True, all these migrants were not plumbers. But the study also said they were generally skilled workers in construction, especially plumbers and masons. Therefore, the 100,000 figure is believable. Why are there so many plumbers from Kendrapara? This is usually ascribed to the State Institute of Plumbing Technology (SIPT) in Pattamundai. But that’s at best a partial answer. The institute was established in 2010 and plumbers from Odisha predate this institute.
“You reach a customer’s place and he tells you that the sink in his bathroom is draining water at a very slow rate, but the tub and toilet are draining normally. Which of the following will you check first to diagnose this problem? (A) I will check if the main drain or the sewer line is blocked causing the water from sink to drain slowly; (B) I will check if the faucet of the bathroom sink is leaking; (C) I will check if the underground piping near the bathroom sink is leaking; (D) I will check if the drain pipe connected to the bathroom sink is clogged.”

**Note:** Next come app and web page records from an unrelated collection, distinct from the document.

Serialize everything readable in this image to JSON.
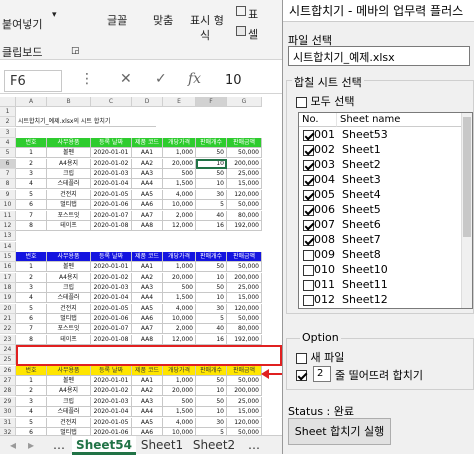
{
  "ribbon": {
    "paste_label": "붙여넣기",
    "font_group": "글꼴",
    "clipboard_group": "클립보드",
    "align_group": "맞춤",
    "number_group_1": "표시 형",
    "number_group_2": "식",
    "style_1": "표",
    "style_2": "셀"
  },
  "formula_bar": {
    "name_box": "F6",
    "fx": "fx",
    "value": "10"
  },
  "sheet": {
    "columns": [
      "A",
      "B",
      "C",
      "D",
      "E",
      "F",
      "G"
    ],
    "title_cell": "시트합치기_예제.xlsx의 시트 합치기",
    "headers": [
      "번호",
      "사무용품",
      "등록 날짜",
      "제품 코드",
      "개당가격",
      "판매개수",
      "판매금액"
    ],
    "block1": [
      [
        "1",
        "볼펜",
        "2020-01-01",
        "AA1",
        "1,000",
        "50",
        "50,000"
      ],
      [
        "2",
        "A4용지",
        "2020-01-02",
        "AA2",
        "20,000",
        "10",
        "200,000"
      ],
      [
        "3",
        "크립",
        "2020-01-03",
        "AA3",
        "500",
        "50",
        "25,000"
      ],
      [
        "4",
        "스테플러",
        "2020-01-04",
        "AA4",
        "1,500",
        "10",
        "15,000"
      ],
      [
        "5",
        "건전지",
        "2020-01-05",
        "AA5",
        "4,000",
        "30",
        "120,000"
      ],
      [
        "6",
        "멀티탭",
        "2020-01-06",
        "AA6",
        "10,000",
        "5",
        "50,000"
      ],
      [
        "7",
        "포스트잇",
        "2020-01-07",
        "AA7",
        "2,000",
        "40",
        "80,000"
      ],
      [
        "8",
        "테이프",
        "2020-01-08",
        "AA8",
        "12,000",
        "16",
        "192,000"
      ]
    ],
    "block2": [
      [
        "1",
        "볼펜",
        "2020-01-01",
        "AA1",
        "1,000",
        "50",
        "50,000"
      ],
      [
        "2",
        "A4용지",
        "2020-01-02",
        "AA2",
        "20,000",
        "10",
        "200,000"
      ],
      [
        "3",
        "크립",
        "2020-01-03",
        "AA3",
        "500",
        "50",
        "25,000"
      ],
      [
        "4",
        "스테플러",
        "2020-01-04",
        "AA4",
        "1,500",
        "10",
        "15,000"
      ],
      [
        "5",
        "건전지",
        "2020-01-05",
        "AA5",
        "4,000",
        "30",
        "120,000"
      ],
      [
        "6",
        "멀티탭",
        "2020-01-06",
        "AA6",
        "10,000",
        "5",
        "50,000"
      ],
      [
        "7",
        "포스트잇",
        "2020-01-07",
        "AA7",
        "2,000",
        "40",
        "80,000"
      ],
      [
        "8",
        "테이프",
        "2020-01-08",
        "AA8",
        "12,000",
        "16",
        "192,000"
      ]
    ],
    "block3": [
      [
        "1",
        "볼펜",
        "2020-01-01",
        "AA1",
        "1,000",
        "50",
        "50,000"
      ],
      [
        "2",
        "A4용지",
        "2020-01-02",
        "AA2",
        "20,000",
        "10",
        "200,000"
      ],
      [
        "3",
        "크립",
        "2020-01-03",
        "AA3",
        "500",
        "50",
        "25,000"
      ],
      [
        "4",
        "스테플러",
        "2020-01-04",
        "AA4",
        "1,500",
        "10",
        "15,000"
      ],
      [
        "5",
        "건전지",
        "2020-01-05",
        "AA5",
        "4,000",
        "30",
        "120,000"
      ],
      [
        "6",
        "멀티탭",
        "2020-01-06",
        "AA6",
        "10,000",
        "5",
        "50,000"
      ]
    ],
    "row_numbers": [
      "1",
      "2",
      "3",
      "4",
      "5",
      "6",
      "7",
      "8",
      "9",
      "10",
      "11",
      "12",
      "13",
      "14",
      "15",
      "16",
      "17",
      "18",
      "19",
      "20",
      "21",
      "22",
      "23",
      "24",
      "25",
      "26",
      "27",
      "28",
      "29",
      "30",
      "31",
      "32"
    ]
  },
  "tabs": [
    "Sheet54",
    "Sheet1",
    "Sheet2"
  ],
  "panel": {
    "title": "시트합치기 - 메바의 업무력 플러스",
    "file_label": "파일 선택",
    "file_value": "시트합치기_예제.xlsx",
    "merge_label": "합칠 시트 선택",
    "select_all": "모두 선택",
    "col_no": "No.",
    "col_name": "Sheet name",
    "sheets": [
      {
        "no": "001",
        "name": "Sheet53",
        "checked": true
      },
      {
        "no": "002",
        "name": "Sheet1",
        "checked": true
      },
      {
        "no": "003",
        "name": "Sheet2",
        "checked": true
      },
      {
        "no": "004",
        "name": "Sheet3",
        "checked": true
      },
      {
        "no": "005",
        "name": "Sheet4",
        "checked": true
      },
      {
        "no": "006",
        "name": "Sheet5",
        "checked": true
      },
      {
        "no": "007",
        "name": "Sheet6",
        "checked": true
      },
      {
        "no": "008",
        "name": "Sheet7",
        "checked": true
      },
      {
        "no": "009",
        "name": "Sheet8",
        "checked": false
      },
      {
        "no": "010",
        "name": "Sheet10",
        "checked": false
      },
      {
        "no": "011",
        "name": "Sheet11",
        "checked": false
      },
      {
        "no": "012",
        "name": "Sheet12",
        "checked": false
      }
    ],
    "option_label": "Option",
    "new_file": "새 파일",
    "gap_value": "2",
    "gap_label": "줄 띨어뜨려 합치기",
    "status_label": "Status : 완료",
    "run_button": "Sheet 합치기 실행"
  },
  "colors": {
    "green_header": "#2ecc2e",
    "blue_header": "#1414e0",
    "yellow_header": "#ffe500",
    "annotation_red": "#e02020",
    "active_tab": "#217346"
  }
}
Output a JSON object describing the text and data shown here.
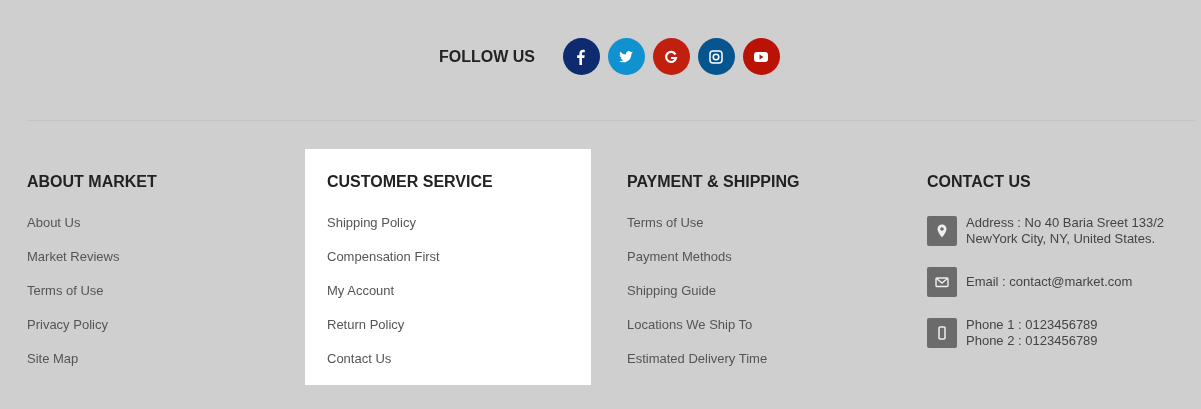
{
  "follow": {
    "title": "FOLLOW US",
    "networks": [
      {
        "kind": "facebook",
        "color": "#0d2b6e"
      },
      {
        "kind": "twitter",
        "color": "#1192d0"
      },
      {
        "kind": "google",
        "color": "#c1200f"
      },
      {
        "kind": "instagram",
        "color": "#07558f"
      },
      {
        "kind": "youtube",
        "color": "#bb1208"
      }
    ]
  },
  "columns": [
    {
      "title": "ABOUT MARKET",
      "selected": false,
      "links": [
        "About Us",
        "Market Reviews",
        "Terms of Use",
        "Privacy Policy",
        "Site Map"
      ]
    },
    {
      "title": "CUSTOMER SERVICE",
      "selected": true,
      "links": [
        "Shipping Policy",
        "Compensation First",
        "My Account",
        "Return Policy",
        "Contact Us"
      ]
    },
    {
      "title": "PAYMENT & SHIPPING",
      "selected": false,
      "links": [
        "Terms of Use",
        "Payment Methods",
        "Shipping Guide",
        "Locations We Ship To",
        "Estimated Delivery Time"
      ]
    }
  ],
  "contact": {
    "title": "CONTACT US",
    "items": [
      {
        "kind": "address",
        "lines": [
          "Address : No 40 Baria Sreet 133/2",
          "NewYork City, NY, United States."
        ]
      },
      {
        "kind": "email",
        "lines": [
          "Email : contact@market.com"
        ]
      },
      {
        "kind": "phone",
        "lines": [
          "Phone 1 : 0123456789",
          "Phone 2 : 0123456789"
        ]
      }
    ]
  }
}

This is from a test of “aspiring minds” administered in 2015 to 3,000 plumbers who had already gone through four to eight weeks of training. Only 43.6 per cent of the trained plumbers got the answer right. This question is more about analytical skills, less about plumbing skills. The “aspiring minds” study concluded 80 per cent of the candidates possessed knowledge of basic plumbing skills, but 55 to 66 per cent couldn’t handle real-life plumbing problems. At least, these candidates went through some training.
The Indian Plumbing Skill Council (IPSC) tells us that 90 per cent of Indian plumbers don’t have formal training. Typically, one joins as a helper. With self-learning and on the job training, one graduates and becomes a plumber and perhaps even a supervisor or foreman. We shouldn’t be surprised. This is true of most skill acquisition.

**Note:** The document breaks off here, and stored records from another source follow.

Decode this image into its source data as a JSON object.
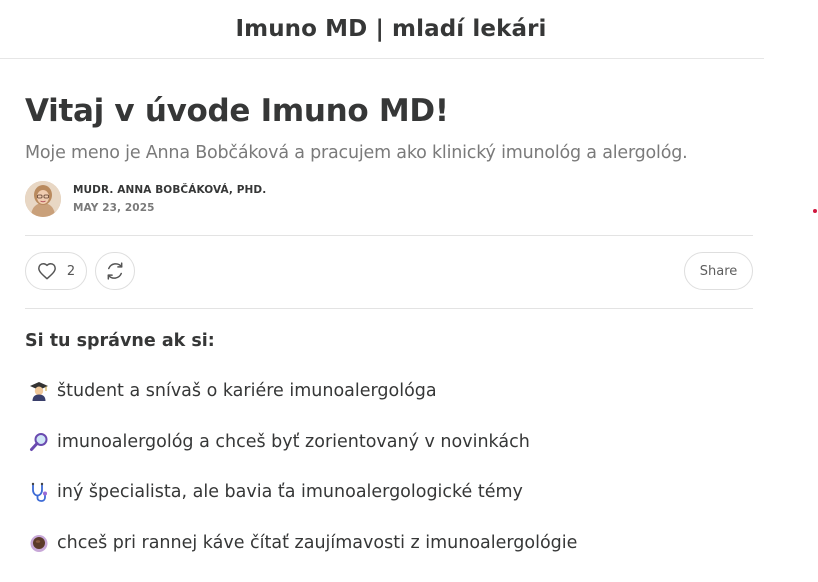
{
  "header": {
    "site_title": "Imuno MD | mladí lekári"
  },
  "post": {
    "title": "Vitaj v úvode Imuno MD!",
    "subtitle": "Moje meno je Anna Bobčáková a pracujem ako klinický imunológ a alergológ.",
    "author": "MUDR. ANNA BOBČÁKOVÁ, PHD.",
    "date": "MAY 23, 2025"
  },
  "actions": {
    "like_count": "2",
    "share_label": "Share"
  },
  "body": {
    "intro": "Si tu správne ak si:",
    "items": [
      {
        "emoji": "student-emoji",
        "text": "študent a snívaš o kariére imunoalergológa"
      },
      {
        "emoji": "magnifying-glass-emoji",
        "text": "imunoalergológ a chceš byť zorientovaný v novinkách"
      },
      {
        "emoji": "stethoscope-emoji",
        "text": "iný špecialista, ale bavia ťa imunoalergologické témy"
      },
      {
        "emoji": "coffee-emoji",
        "text": "chceš pri rannej káve čítať zaujímavosti z imunoalergológie"
      }
    ]
  },
  "colors": {
    "text": "#363737",
    "muted": "#7a7a7a",
    "border": "#e3e3e3",
    "accent_dot": "#d0183f"
  }
}
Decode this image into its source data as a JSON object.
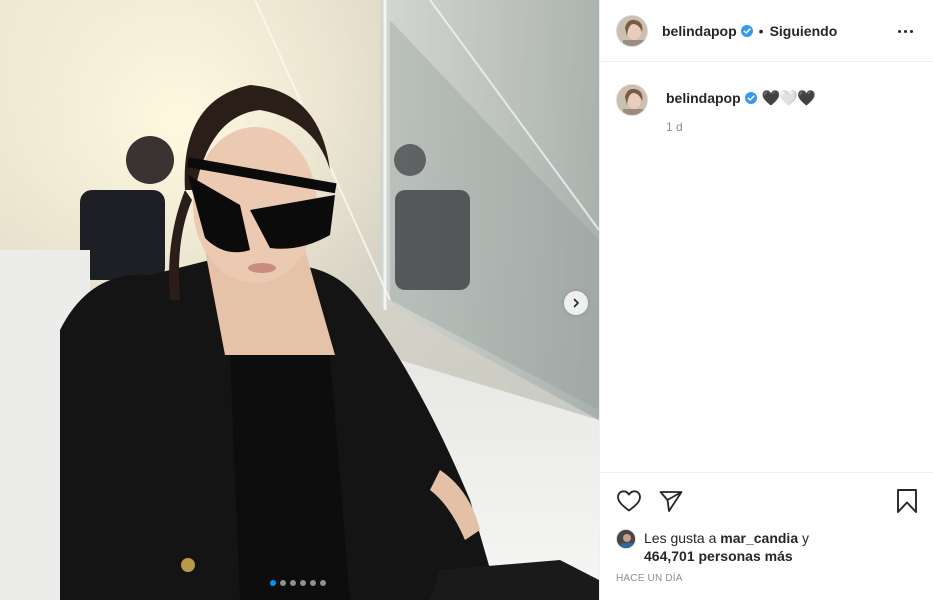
{
  "post": {
    "author": "belindapop",
    "follow_state": "Siguiendo",
    "separator": "•",
    "caption_emoji": "🖤🤍🖤",
    "caption_age": "1 d",
    "likes_prefix": "Les gusta a",
    "likes_first_user": "mar_candia",
    "likes_and": "y",
    "likes_count_text": "464,701 personas más",
    "posted_ago": "HACE UN DÍA"
  },
  "carousel": {
    "total_slides": 6,
    "active_slide": 1
  },
  "icons": {
    "verified": "verified-badge-icon",
    "more": "more-options-icon",
    "like": "heart-icon",
    "share": "send-icon",
    "save": "bookmark-icon",
    "next": "chevron-right-icon"
  },
  "colors": {
    "verified_blue": "#3897f0",
    "active_dot": "#0095f6",
    "text_primary": "#262626",
    "text_secondary": "#8e8e8e"
  }
}
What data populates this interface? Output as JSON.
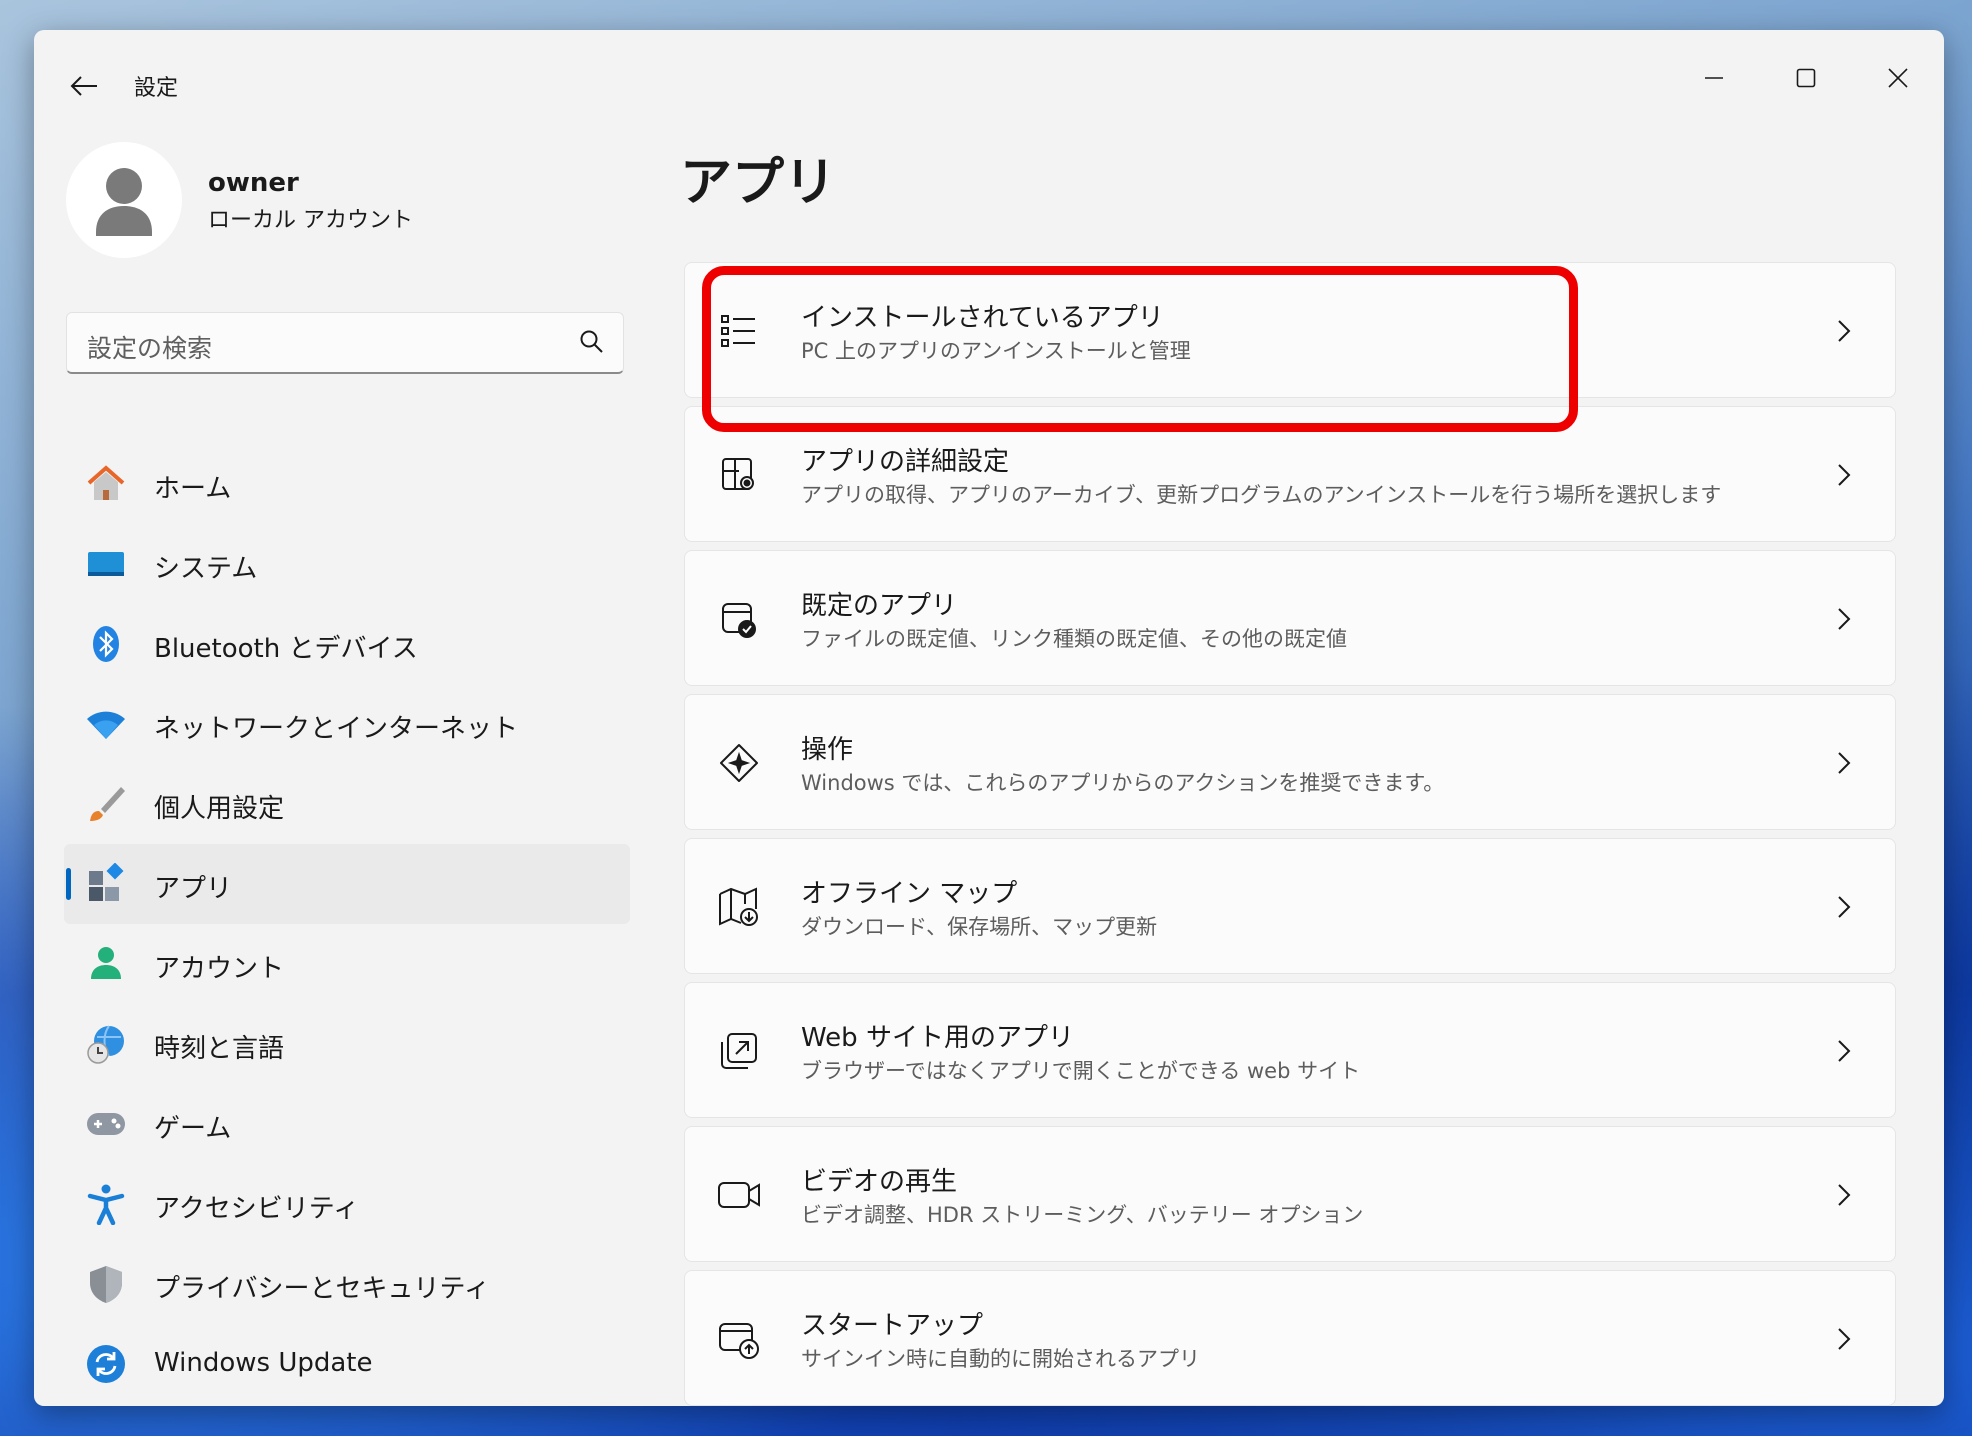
{
  "window": {
    "title": "設定"
  },
  "profile": {
    "name": "owner",
    "account_type": "ローカル アカウント"
  },
  "search": {
    "placeholder": "設定の検索"
  },
  "sidebar": {
    "items": [
      {
        "label": "ホーム",
        "icon": "home-icon"
      },
      {
        "label": "システム",
        "icon": "system-icon"
      },
      {
        "label": "Bluetooth とデバイス",
        "icon": "bluetooth-icon"
      },
      {
        "label": "ネットワークとインターネット",
        "icon": "wifi-icon"
      },
      {
        "label": "個人用設定",
        "icon": "brush-icon"
      },
      {
        "label": "アプリ",
        "icon": "apps-icon",
        "selected": true
      },
      {
        "label": "アカウント",
        "icon": "person-icon"
      },
      {
        "label": "時刻と言語",
        "icon": "globe-clock-icon"
      },
      {
        "label": "ゲーム",
        "icon": "gamepad-icon"
      },
      {
        "label": "アクセシビリティ",
        "icon": "accessibility-icon"
      },
      {
        "label": "プライバシーとセキュリティ",
        "icon": "shield-icon"
      },
      {
        "label": "Windows Update",
        "icon": "update-icon"
      }
    ]
  },
  "main": {
    "title": "アプリ",
    "cards": [
      {
        "title": "インストールされているアプリ",
        "subtitle": "PC 上のアプリのアンインストールと管理",
        "icon": "list-icon",
        "highlighted": true
      },
      {
        "title": "アプリの詳細設定",
        "subtitle": "アプリの取得、アプリのアーカイブ、更新プログラムのアンインストールを行う場所を選択します",
        "icon": "app-settings-icon"
      },
      {
        "title": "既定のアプリ",
        "subtitle": "ファイルの既定値、リンク種類の既定値、その他の既定値",
        "icon": "default-apps-icon"
      },
      {
        "title": "操作",
        "subtitle": "Windows では、これらのアプリからのアクションを推奨できます。",
        "icon": "actions-icon"
      },
      {
        "title": "オフライン マップ",
        "subtitle": "ダウンロード、保存場所、マップ更新",
        "icon": "map-icon"
      },
      {
        "title": "Web サイト用のアプリ",
        "subtitle": "ブラウザーではなくアプリで開くことができる web サイト",
        "icon": "open-external-icon"
      },
      {
        "title": "ビデオの再生",
        "subtitle": "ビデオ調整、HDR ストリーミング、バッテリー オプション",
        "icon": "video-icon"
      },
      {
        "title": "スタートアップ",
        "subtitle": "サインイン時に自動的に開始されるアプリ",
        "icon": "startup-icon"
      }
    ]
  },
  "colors": {
    "accent": "#0067c0",
    "highlight": "#ee0000"
  }
}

IPSC’s estimate is 70 per cent of the plumbers come from Kendrapara and there are 800,000 plumbers. If both numbers are correct (I suspect they aren’t), you get 560,000 plumbers from Kendrapara, not 100,000. Lack of formal training doesn’t mean plumbers lack skills. (Out of eight hundred thousand, 352,000 are estimated to possess informal and uncertified skills.) It does mean those skills lack requisite quality and certification. This was the Kendrapara model.
However, let’s also not forget the Kendrapara model also provided access to placement networks, even though those were informal too. That’s the reason it worked. Kendrapara and SIPT now have competition, with specific plumbing training institutions in Gurugram, Vijayawada, Bengaluru and Manesar and training labs and training programmes in several places. But that should be fine. First, even with a given number of plumbers, one needs more formalised training and placement, with different gradations in level of training.
Second, for a variety of reasons, demand for plumbers is bound to increase. Apparently, we will have 1,200,000 certified plumbers by 2022, courtesy IPSC and National Skill Development Corporation (NSDC).
I did a random search on salaries of graduates and plumbers in Kolkata. Such small sample searches are always unreliable, but nonetheless indicative. An ordinary graduate earns Rs 10,000 per month. A plumber earns Rs 20,000 per month. There is thus the broader issue about whether the educational system delivers marketable skills. But partly, this also seems to be an international phenomenon. For instance, I find the average salary of a graduate in London is £27,000, while that of a plumber is £34,885.
This article first appeared in the print edition on May 16, 2019 under the title ‘The Kendrapara model’. The writer is chairman, Economic Advisory Council to the PM. Views are personal.